[Dataset records]
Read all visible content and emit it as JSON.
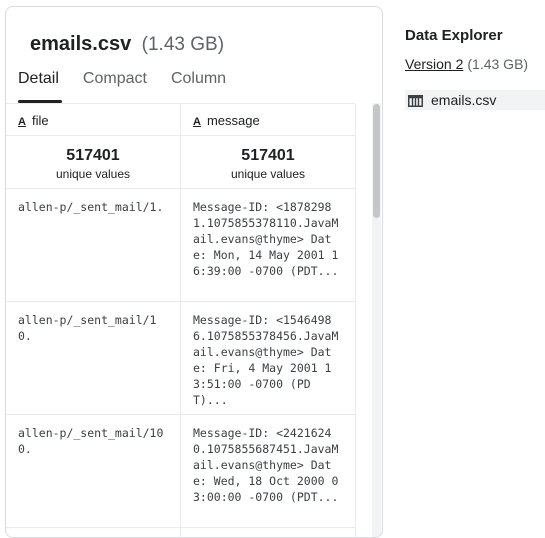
{
  "file": {
    "name": "emails.csv",
    "size": "(1.43 GB)"
  },
  "tabs": [
    {
      "label": "Detail"
    },
    {
      "label": "Compact"
    },
    {
      "label": "Column"
    }
  ],
  "columns": [
    {
      "type_icon": "A",
      "name": "file",
      "unique_count": "517401",
      "unique_label": "unique values"
    },
    {
      "type_icon": "A",
      "name": "message",
      "unique_count": "517401",
      "unique_label": "unique values"
    }
  ],
  "rows": [
    {
      "file": "allen-p/_sent_mail/1.",
      "message": "Message-ID: <18782981.1075855378110.JavaMail.evans@thyme> Date: Mon, 14 May 2001 16:39:00 -0700 (PDT..."
    },
    {
      "file": "allen-p/_sent_mail/10.",
      "message": "Message-ID: <15464986.1075855378456.JavaMail.evans@thyme> Date: Fri, 4 May 2001 13:51:00 -0700 (PDT)..."
    },
    {
      "file": "allen-p/_sent_mail/100.",
      "message": "Message-ID: <24216240.1075855687451.JavaMail.evans@thyme> Date: Wed, 18 Oct 2000 03:00:00 -0700 (PDT..."
    }
  ],
  "sidebar": {
    "title": "Data Explorer",
    "version_label": "Version 2",
    "version_size": "(1.43 GB)",
    "files": [
      {
        "name": "emails.csv",
        "icon": "table-icon"
      }
    ]
  }
}
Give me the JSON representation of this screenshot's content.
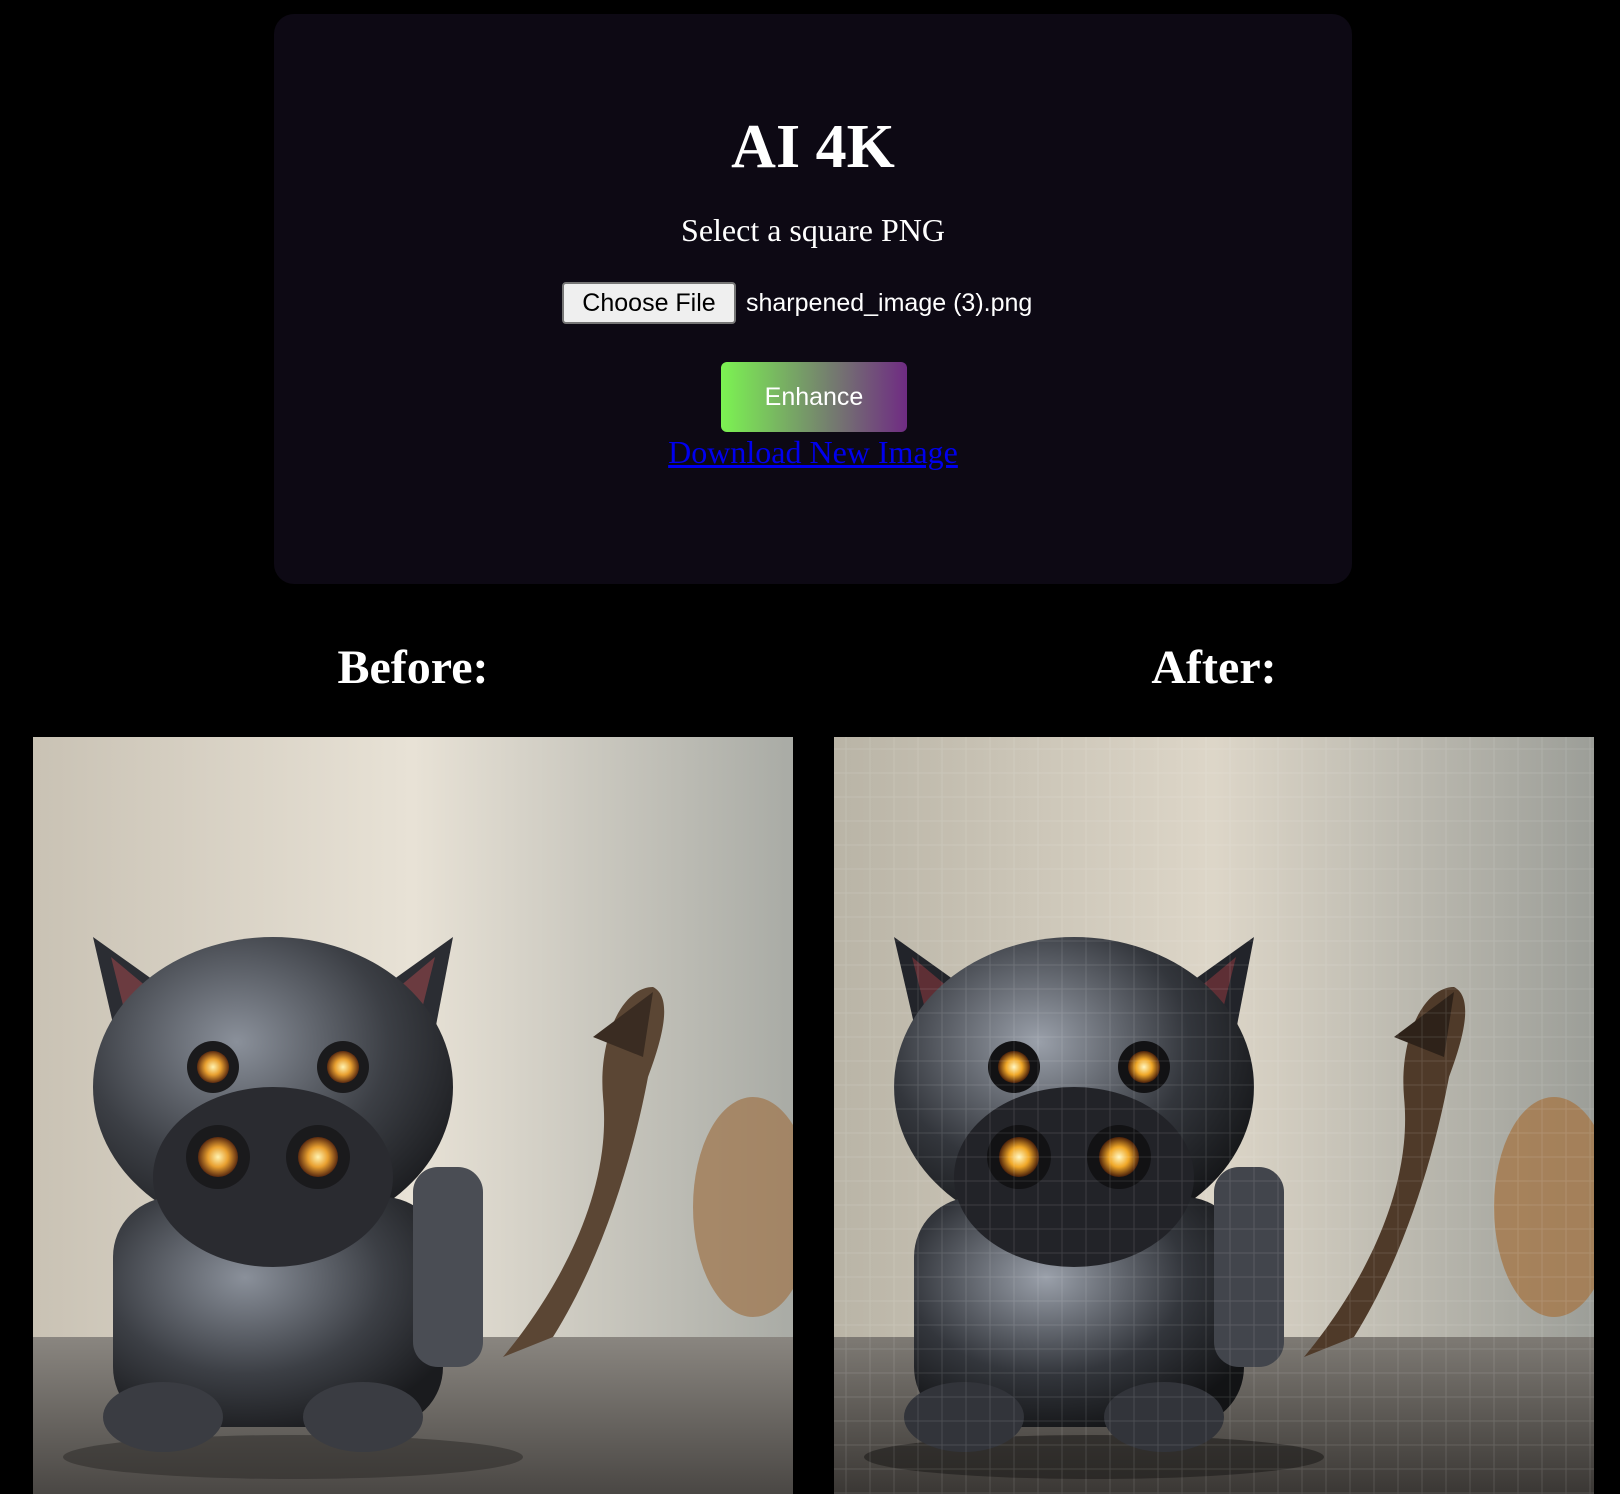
{
  "app": {
    "title": "AI 4K",
    "subtitle": "Select a square PNG"
  },
  "file_input": {
    "button_label": "Choose File",
    "selected_file": "sharpened_image (3).png"
  },
  "actions": {
    "enhance_label": "Enhance",
    "download_label": "Download New Image"
  },
  "comparison": {
    "before_label": "Before:",
    "after_label": "After:",
    "before_image": "robot-cat-photo-original",
    "after_image": "robot-cat-photo-enhanced"
  },
  "colors": {
    "page_background": "#000000",
    "card_background": "#0d0914",
    "enhance_gradient_start": "#7cf352",
    "enhance_gradient_end": "#6f2b83",
    "link": "#0000ee"
  }
}
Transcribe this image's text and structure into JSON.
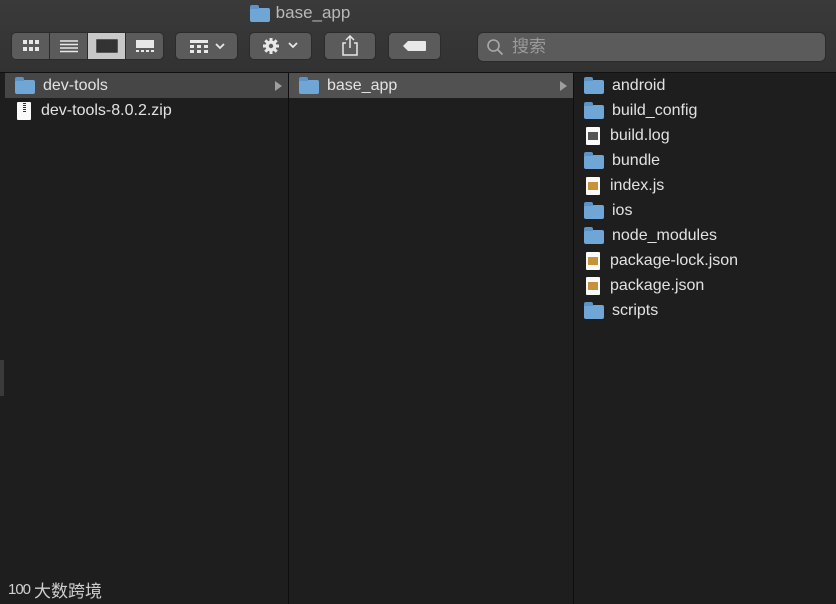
{
  "window": {
    "title": "base_app"
  },
  "search": {
    "placeholder": "搜索"
  },
  "toolbar": {
    "view_modes": [
      "icon-view",
      "list-view",
      "column-view",
      "gallery-view"
    ],
    "active_view": "column-view"
  },
  "columns": [
    {
      "items": [
        {
          "label": "dev-tools",
          "kind": "folder",
          "selected": true,
          "has_children": true
        },
        {
          "label": "dev-tools-8.0.2.zip",
          "kind": "zip"
        }
      ]
    },
    {
      "items": [
        {
          "label": "base_app",
          "kind": "folder",
          "selected": true,
          "has_children": true
        }
      ]
    },
    {
      "items": [
        {
          "label": "android",
          "kind": "folder"
        },
        {
          "label": "build_config",
          "kind": "folder"
        },
        {
          "label": "build.log",
          "kind": "doc"
        },
        {
          "label": "bundle",
          "kind": "folder"
        },
        {
          "label": "index.js",
          "kind": "doc"
        },
        {
          "label": "ios",
          "kind": "folder"
        },
        {
          "label": "node_modules",
          "kind": "folder"
        },
        {
          "label": "package-lock.json",
          "kind": "doc"
        },
        {
          "label": "package.json",
          "kind": "doc"
        },
        {
          "label": "scripts",
          "kind": "folder"
        }
      ]
    }
  ],
  "watermark": {
    "logo": "100",
    "text": "大数跨境"
  },
  "colors": {
    "folder": "#6fa6d6",
    "selection": "#515151",
    "background": "#1e1e1e"
  }
}
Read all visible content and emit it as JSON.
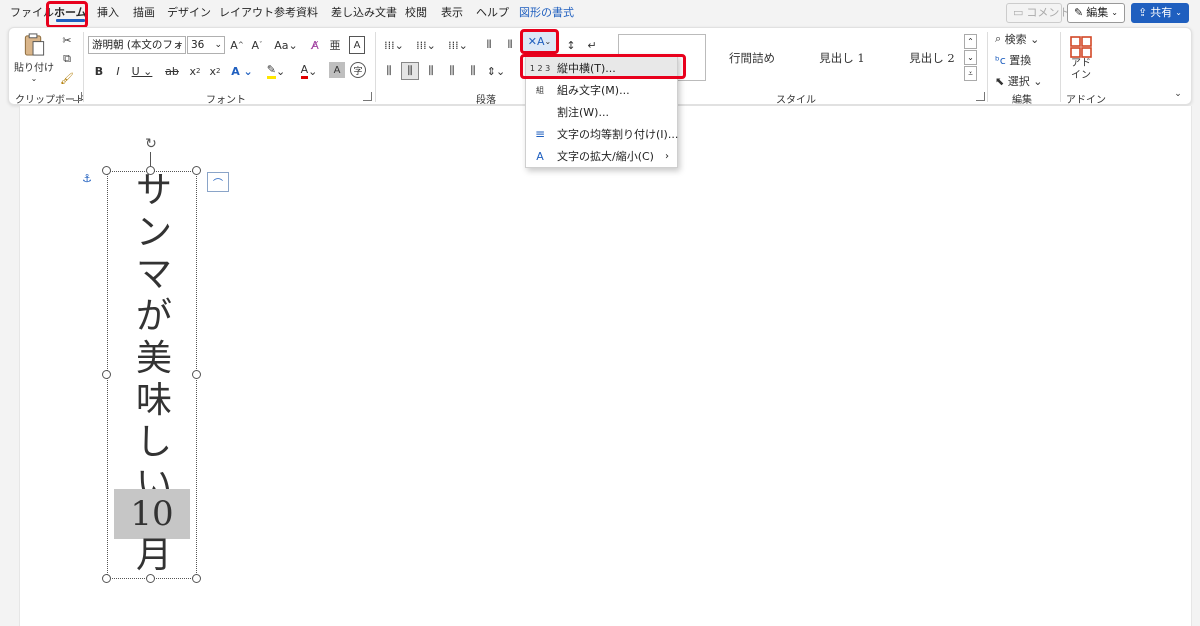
{
  "menubar": {
    "tabs": [
      "ファイル",
      "ホーム",
      "挿入",
      "描画",
      "デザイン",
      "レイアウト",
      "参考資料",
      "差し込み文書",
      "校閲",
      "表示",
      "ヘルプ",
      "図形の書式"
    ],
    "comment_label": "コメント",
    "edit_label": "編集",
    "share_label": "共有"
  },
  "ribbon": {
    "clipboard": {
      "label": "クリップボード",
      "paste": "貼り付け"
    },
    "font": {
      "label": "フォント",
      "font_name": "游明朝 (本文のフォン",
      "font_size": "36"
    },
    "paragraph": {
      "label": "段落"
    },
    "styles": {
      "label": "スタイル",
      "items": [
        "",
        "行間詰め",
        "見出し 1",
        "見出し 2"
      ]
    },
    "editing": {
      "label": "編集",
      "find": "検索",
      "replace": "置換",
      "select": "選択"
    },
    "addin": {
      "label": "アドイン",
      "button": "アド\nイン"
    }
  },
  "dropdown": {
    "items": [
      {
        "icon": "1 2 3",
        "label": "縦中横(T)..."
      },
      {
        "icon": "組",
        "label": "組み文字(M)..."
      },
      {
        "icon": "",
        "label": "割注(W)..."
      },
      {
        "icon": "≡",
        "label": "文字の均等割り付け(I)..."
      },
      {
        "icon": "A",
        "label": "文字の拡大/縮小(C)",
        "submenu": "›"
      }
    ]
  },
  "document": {
    "vertical_text": [
      "サ",
      "ン",
      "マ",
      "が",
      "美",
      "味",
      "し",
      "い"
    ],
    "tcy_text": "10",
    "last_char": "月"
  },
  "colors": {
    "accent": "#1f5fbf",
    "highlight_box": "#e8001c"
  }
}
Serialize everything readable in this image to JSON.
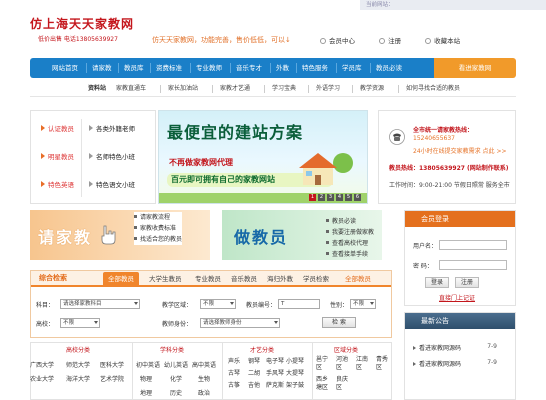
{
  "header": {
    "logo_title": "仿上海天天家教网",
    "logo_sub": "低价出售 电话13805639927",
    "top_right": "当前网站：",
    "slogan": "仿天天家教网，功能完善，售价低低，可以↓",
    "links": [
      "会员中心",
      "注册",
      "收藏本站"
    ]
  },
  "nav": {
    "items": [
      "网站首页",
      "请家教",
      "教员库",
      "资费标准",
      "专业教师",
      "音乐专才",
      "外教",
      "特色服务",
      "学员库",
      "教员必读"
    ],
    "orange": "看进家教网"
  },
  "subnav": {
    "label": "资料站",
    "items": [
      "家教直通车",
      "家长加油站",
      "家教才艺通",
      "学习宝典",
      "外语学习",
      "教学资源",
      "如何寻找合适的教员"
    ]
  },
  "left_panel": {
    "rows": [
      {
        "a": "认证教员",
        "b": "各类外籍老师"
      },
      {
        "a": "明星教员",
        "b": "名师特色小班"
      },
      {
        "a": "特色英语",
        "b": "特色语文小班"
      }
    ]
  },
  "banner": {
    "headline": "最便宜的建站方案",
    "line1": "不再做家教网代理",
    "line2": "百元即可拥有自己的家教网站",
    "pages": [
      "1",
      "2",
      "3",
      "4",
      "5",
      "6"
    ]
  },
  "info": {
    "l1": "全市统一请家教热线：",
    "l2": "15240655637",
    "l3": "24小时在线提交家教需求  点此 >>",
    "l4": "教员热线：13805639927  (网站制作联系)",
    "l5": "工作时间：9:00-21:00  节假日照常  服务全市"
  },
  "please": {
    "title": "请家教",
    "items": [
      "请家教流程",
      "家教收费标准",
      "找适合您的教员"
    ]
  },
  "teach": {
    "title": "做教员",
    "items": [
      "教员必读",
      "我要注册做家教",
      "查看高校代理",
      "查看接单手续"
    ]
  },
  "login": {
    "title": "会员登录",
    "user_label": "用户名：",
    "pass_label": "密  码：",
    "login_btn": "登录",
    "reset_btn": "注册",
    "forgot": "直接门上记证"
  },
  "search": {
    "title": "综合检索",
    "tabs": [
      "全部教员",
      "大学生教员",
      "专业教员",
      "音乐教员",
      "海归外教",
      "学员检索",
      "全部教员"
    ],
    "subject_label": "科目：",
    "subject_value": "请选择家教科目",
    "area_label": "教学区域：",
    "area_value": "不限",
    "id_label": "教员编号：",
    "id_value": "T",
    "gender_label": "性别：",
    "gender_value": "不限",
    "school_label": "高校：",
    "school_value": "不限",
    "identity_label": "教师身份：",
    "identity_value": "请选择教师身份",
    "search_btn": "检 索"
  },
  "categories": {
    "headers": [
      "高校分类",
      "学科分类",
      "才艺分类",
      "区域分类"
    ],
    "schools": [
      "广西大学",
      "师范大学",
      "医科大学",
      "农业大学",
      "海洋大学",
      "艺术学院"
    ],
    "subjects": [
      "初中英语",
      "幼儿英语",
      "高中英语",
      "物理",
      "化学",
      "生物",
      "地理",
      "历史",
      "政治"
    ],
    "talents": [
      "声乐",
      "钢琴",
      "电子琴",
      "小提琴",
      "古琴",
      "二胡",
      "手风琴",
      "大提琴",
      "古筝",
      "吉他",
      "萨克斯",
      "架子鼓"
    ],
    "areas": [
      "邕宁区",
      "河池区",
      "江南区",
      "青秀区",
      "西乡塘区",
      "良庆区"
    ]
  },
  "notice": {
    "title": "最新公告",
    "items": [
      {
        "text": "看进家教网源码",
        "date": "7-9"
      },
      {
        "text": "看进家教网源码",
        "date": "7-9"
      }
    ]
  }
}
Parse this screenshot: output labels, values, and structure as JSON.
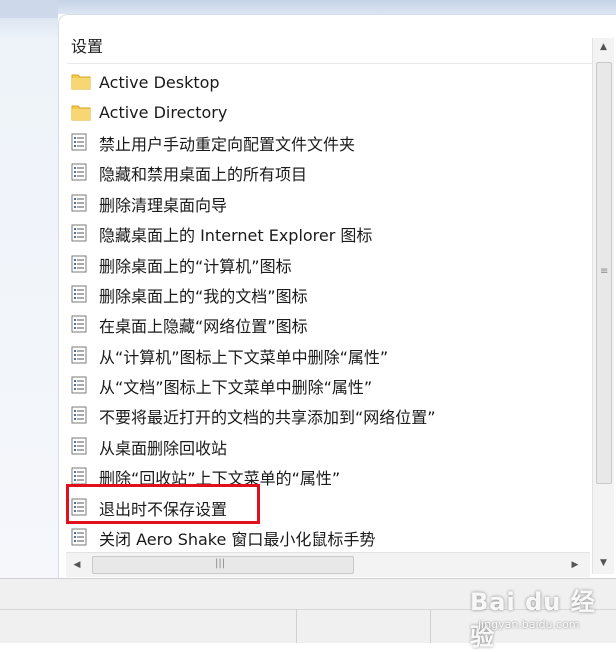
{
  "list": {
    "column_header": "设置",
    "items": [
      {
        "type": "folder",
        "label": "Active Desktop"
      },
      {
        "type": "folder",
        "label": "Active Directory"
      },
      {
        "type": "setting",
        "label": "禁止用户手动重定向配置文件文件夹"
      },
      {
        "type": "setting",
        "label": "隐藏和禁用桌面上的所有项目"
      },
      {
        "type": "setting",
        "label": "删除清理桌面向导"
      },
      {
        "type": "setting",
        "label": "隐藏桌面上的 Internet Explorer 图标"
      },
      {
        "type": "setting",
        "label": "删除桌面上的“计算机”图标"
      },
      {
        "type": "setting",
        "label": "删除桌面上的“我的文档”图标"
      },
      {
        "type": "setting",
        "label": "在桌面上隐藏“网络位置”图标"
      },
      {
        "type": "setting",
        "label": "从“计算机”图标上下文菜单中删除“属性”"
      },
      {
        "type": "setting",
        "label": "从“文档”图标上下文菜单中删除“属性”"
      },
      {
        "type": "setting",
        "label": "不要将最近打开的文档的共享添加到“网络位置”"
      },
      {
        "type": "setting",
        "label": "从桌面删除回收站"
      },
      {
        "type": "setting",
        "label": "删除“回收站”上下文菜单的“属性”"
      },
      {
        "type": "setting",
        "label": "退出时不保存设置",
        "highlighted": true
      },
      {
        "type": "setting",
        "label": "关闭 Aero Shake 窗口最小化鼠标手势"
      }
    ]
  },
  "watermark": {
    "text": "Bai du 经验",
    "sub": "jingyan.baidu.com"
  },
  "colors": {
    "highlight": "#e0101c",
    "folder": "#f2c94c",
    "panel_bg": "#ffffff"
  },
  "icons": {
    "folder": "folder-icon",
    "setting": "policy-setting-icon"
  }
}
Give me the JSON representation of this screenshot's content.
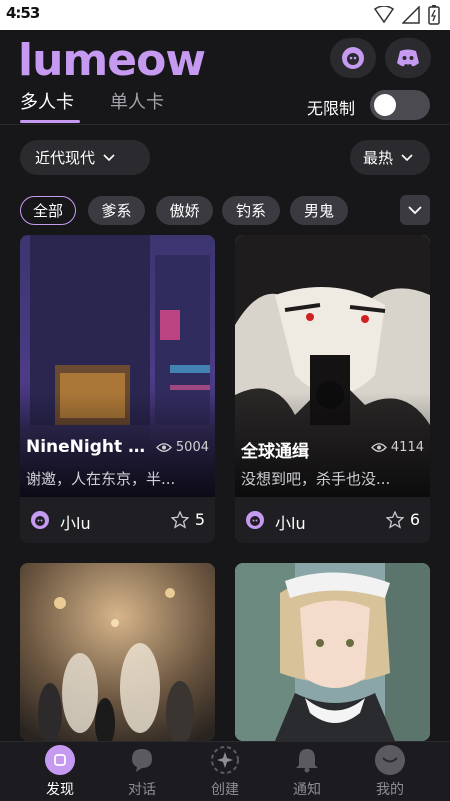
{
  "status": {
    "time": "4:53"
  },
  "header": {
    "logo": "lumeow"
  },
  "tabs": [
    {
      "label": "多人卡"
    },
    {
      "label": "单人卡"
    }
  ],
  "unlimited": {
    "label": "无限制",
    "on": false
  },
  "filters": {
    "era": "近代现代",
    "sort": "最热"
  },
  "chips": [
    "全部",
    "爹系",
    "傲娇",
    "钓系",
    "男鬼"
  ],
  "cards": [
    {
      "title": "NineNight Cl...",
      "views": "5004",
      "desc": "谢邀，人在东京，半...",
      "author": "小lu",
      "stars": "5"
    },
    {
      "title": "全球通缉",
      "views": "4114",
      "desc": "没想到吧，杀手也没...",
      "author": "小lu",
      "stars": "6"
    }
  ],
  "nav": [
    {
      "label": "发现"
    },
    {
      "label": "对话"
    },
    {
      "label": "创建"
    },
    {
      "label": "通知"
    },
    {
      "label": "我的"
    }
  ],
  "colors": {
    "accent": "#c59af0",
    "background": "#17171a"
  }
}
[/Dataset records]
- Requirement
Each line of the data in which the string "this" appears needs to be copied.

- Response box
Give me the JSON representation of this screenshot's content.
Transcribe this image's text and structure into JSON.
Serialize everything readable in this image to JSON.
Parse this screenshot: output labels, values, and structure as JSON.
Give me the JSON representation of this screenshot's content.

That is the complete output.